A Basis for Success - Wacker Chemie AG


A Basis for Success

Power and salt. These are the building blocks of working life, or at least they are for doctor of chemistry Guido Kallinger, who is the specialist in charge of the basic chemicals unit at WACKER’s Burghausen site with its 86 employees.

Dr. Guido Kallinger (at the front) with the team in the membrane electrolysis facility.

It all began with a skiing trip. Guido Kallinger was about 12 or 13 years old when his parents took him for a drive into the mountains for the weekend. The family lived in Straubing and so had to drive past a large industrial complex in Burghausen along the way. Guido was fascinated by the huge chemical plants. “That was the trigger,” he says today, “from that moment on I began to develop an interest in chemistry.” He would later go on to study in Munich and after graduating began applying for jobs. “By sheer coincidence” he ended up working in the same chemical plant that had inspired his curiosity when he was younger.
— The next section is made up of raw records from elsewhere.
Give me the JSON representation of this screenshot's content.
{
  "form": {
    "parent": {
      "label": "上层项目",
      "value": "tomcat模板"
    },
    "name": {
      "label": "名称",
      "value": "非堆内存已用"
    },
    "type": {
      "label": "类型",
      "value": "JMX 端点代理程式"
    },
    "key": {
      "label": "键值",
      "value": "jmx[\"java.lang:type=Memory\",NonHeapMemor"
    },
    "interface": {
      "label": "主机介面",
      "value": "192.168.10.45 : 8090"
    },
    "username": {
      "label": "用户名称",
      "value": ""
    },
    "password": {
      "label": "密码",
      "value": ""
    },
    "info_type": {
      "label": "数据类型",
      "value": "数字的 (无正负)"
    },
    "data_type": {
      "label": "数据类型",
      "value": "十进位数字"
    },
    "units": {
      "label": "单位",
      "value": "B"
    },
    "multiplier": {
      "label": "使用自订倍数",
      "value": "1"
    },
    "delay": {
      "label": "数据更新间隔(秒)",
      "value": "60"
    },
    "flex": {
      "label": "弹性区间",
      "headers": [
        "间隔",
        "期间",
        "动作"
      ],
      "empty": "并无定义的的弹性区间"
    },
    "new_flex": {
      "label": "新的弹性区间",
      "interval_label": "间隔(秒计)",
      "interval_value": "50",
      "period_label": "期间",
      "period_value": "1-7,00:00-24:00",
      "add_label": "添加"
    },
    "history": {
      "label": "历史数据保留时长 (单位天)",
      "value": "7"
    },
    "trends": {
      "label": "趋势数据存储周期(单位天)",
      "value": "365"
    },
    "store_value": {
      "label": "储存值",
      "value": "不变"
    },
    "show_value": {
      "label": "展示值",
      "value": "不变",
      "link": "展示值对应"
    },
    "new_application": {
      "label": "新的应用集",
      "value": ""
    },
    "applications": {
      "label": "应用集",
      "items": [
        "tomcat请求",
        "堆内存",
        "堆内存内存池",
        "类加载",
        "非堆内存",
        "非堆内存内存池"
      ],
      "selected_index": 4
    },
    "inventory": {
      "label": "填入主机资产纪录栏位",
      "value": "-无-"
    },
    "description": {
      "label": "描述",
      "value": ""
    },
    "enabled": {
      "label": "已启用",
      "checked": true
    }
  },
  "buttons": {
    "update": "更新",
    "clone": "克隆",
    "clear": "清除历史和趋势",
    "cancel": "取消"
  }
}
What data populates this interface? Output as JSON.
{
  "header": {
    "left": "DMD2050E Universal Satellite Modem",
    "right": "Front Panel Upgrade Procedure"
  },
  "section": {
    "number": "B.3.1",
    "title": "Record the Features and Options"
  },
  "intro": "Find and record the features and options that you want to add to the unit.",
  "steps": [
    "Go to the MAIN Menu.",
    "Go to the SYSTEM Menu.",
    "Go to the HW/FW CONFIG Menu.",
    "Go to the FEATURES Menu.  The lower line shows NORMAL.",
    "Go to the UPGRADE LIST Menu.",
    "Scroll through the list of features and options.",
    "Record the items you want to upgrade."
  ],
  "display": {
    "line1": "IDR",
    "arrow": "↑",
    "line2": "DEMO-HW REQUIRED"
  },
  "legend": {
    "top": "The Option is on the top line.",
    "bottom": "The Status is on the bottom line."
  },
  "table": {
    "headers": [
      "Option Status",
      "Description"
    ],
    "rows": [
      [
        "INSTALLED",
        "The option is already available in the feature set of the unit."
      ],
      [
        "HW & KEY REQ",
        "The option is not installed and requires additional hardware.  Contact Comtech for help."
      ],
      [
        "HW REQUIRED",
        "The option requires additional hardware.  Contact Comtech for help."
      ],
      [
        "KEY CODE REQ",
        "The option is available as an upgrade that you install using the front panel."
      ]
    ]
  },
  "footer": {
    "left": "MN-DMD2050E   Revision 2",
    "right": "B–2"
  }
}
After several years as laboratory manager, today Guido Kallinger and his team are responsible for the production of base chemicals. “We supply almost every department on the site,” explains the 47-year-old, “if we were to stop production, all operations would come to a standstill – even the CCGT plant (combined cycle gas turbine).” The materials which are so important for WACKER are formed by processing rock salt using what is called membrane electrolysis. During this process, electrical current flows through a salt solution causing a chemical reaction that produces the base chemicals chlorine and hydrogen, from which, in turn, hydrogen chloride is obtained. Sodium hydroxide is produced as a byproduct.

“With the exception of polymers, almost all WACKER products are based on hydrogen chloride or HCl,” says Guido Kallinger, “however, only the intermediate stages ever contain any chlorine – the final stages are almost always free from chlorine. Every chlorine atom in our integrated production is used up to sixteen times before leaving the plant, normally as salt in the wastewater.” Integrated production means: Byproducts and waste products are not simply disposed of but used to manufacture other products. This often results in material loops which dramatically reduce energy and raw material consumption. The downside according to Guido Kallinger? “If you want to change something fundamental in the integrated production system, it can get extremely complicated.” That's why the team must not only keep an eye on their own plants but also keep up-to-date on every other new project planned at the site.

On the roof of the HCl synthesis plant: Dr. Guido Kallinger with the sun setting over the north of the WACKER plant in Burghausen.

Guido Kallinger meets with his management team every morning at 8 to discuss the daily routine. The critical questions that crop up typically include: “Do we have enough salt from our mine in Stetten? And do we have enough power? What's the situation with our buyers?” Every day a goods train filled with rock salt arrives in Burghausen. Shift workers open the hatches of the freight cars and load the salt onto a conveyor belt transporting it for preliminary cleaning. “Unloading the freight cars is the only laborious manual work,” explains Kallinger. In fact, the chlorine electrolysis and HCl synthesis plants run completely automatically. Employees in the control room monitor the plants 24 hours a day and control all functions using a computer – valves have not been opened manually for a long time; now all it takes is the click of a mouse. The role of shift workers has also changed dramatically over the years: They make regular inspection rounds through the plants and take laboratory samples.

Kallinger is particularly proud of developing hyperpure hydrogen chloride, which is needed in the electronics industry, “For a long time this was just a niche product,” he says, “but in the last few years demand has risen sharply. The good thing is that we did everything ourselves – conception, plant engineering and marketing, which is all very satisfying.”

Guido Kallinger, himself a family man, also particularly enjoys getting the opportunity to work with children. Together with kindergarten children he mixes solutions which change color with each new droplet from the pipette. He also gives lectures for the Children's University at the local adult education center with his friend and colleague Dr. Christian Finger. At the Burghausen schools’ Creative Day he leads experiments where, for example, the children can produce ice from liquid nitrogen. “These little experiments are important,” says Kallinger, “because children need to get excited about chemistry,” – just as was the case for him when he drove past the chemical plant in Burghausen for the first time all those years ago.